The Durango Telegraph
The Independent Weekly Line On Durango and Beyond
[Vol. 5, No36, September 7, 2006]
ASPEN – Pitkin County in early July adopted a law capping sizes of new homes at 15,000 square feet. Some homebuilders seem to fear even more restrictive laws could be enacted.
“The general atmosphere is one of fear in terms of eventually reducing house size in the future,” said one real estate broker, Tim Estin, of Mason & Morse. He told The Aspen Timesthat with land prices so high in Pitkin County, real estate buyers probably feel compelled to build houses as large as possible on their property.
Of course, Aspen does cater to the world’s wealthiest 1 to 3 percent of citizens. That probably explains why the average new home in Pitkin County is about 5,000 square feet, compared to the median of about 2,450 square feet nationally. But even that national figure is 250 percent larger than comparable homes built in 1950.
In taking aim at large homes, Pitkin County had several justifications. A larger home requires more construction vehicles, such as dump trucks, which create more damage to roads. Once completed, according to a 1999 study conducted by the county, homes larger than 3,500 square feet generate more demand for services such as cleaning and landscaping than do smaller homes.
And finally, larger homes require more energy to heat and, even in Aspen, cool. “The trend we’re seeing, including the trend in luxury homes, is moving in the opposite direction of that which we need to go,” said Dan Richardson, the global warming coordinator for Aspen.
However, Richardson cautioned that larger does not always mean more polluting. One 11,000-square-foot house surveyed by the town in its global warming program, called Canary Initiative, had fewer total emissions than one that was 8,000 square feet.

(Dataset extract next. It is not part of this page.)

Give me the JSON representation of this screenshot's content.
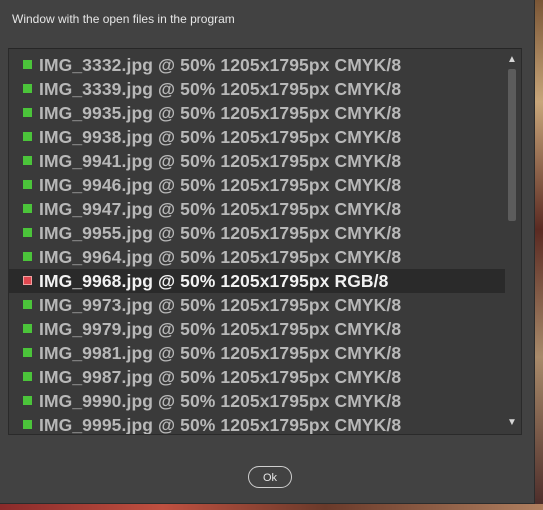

Still, the general moralistic bent is expressed well by Mick Ireland, a county commissioner. Aspen “has a late-empire-of-Rome feel to it that’s kind of disturbing,” he told the Times. “Excess, everywhere you look.”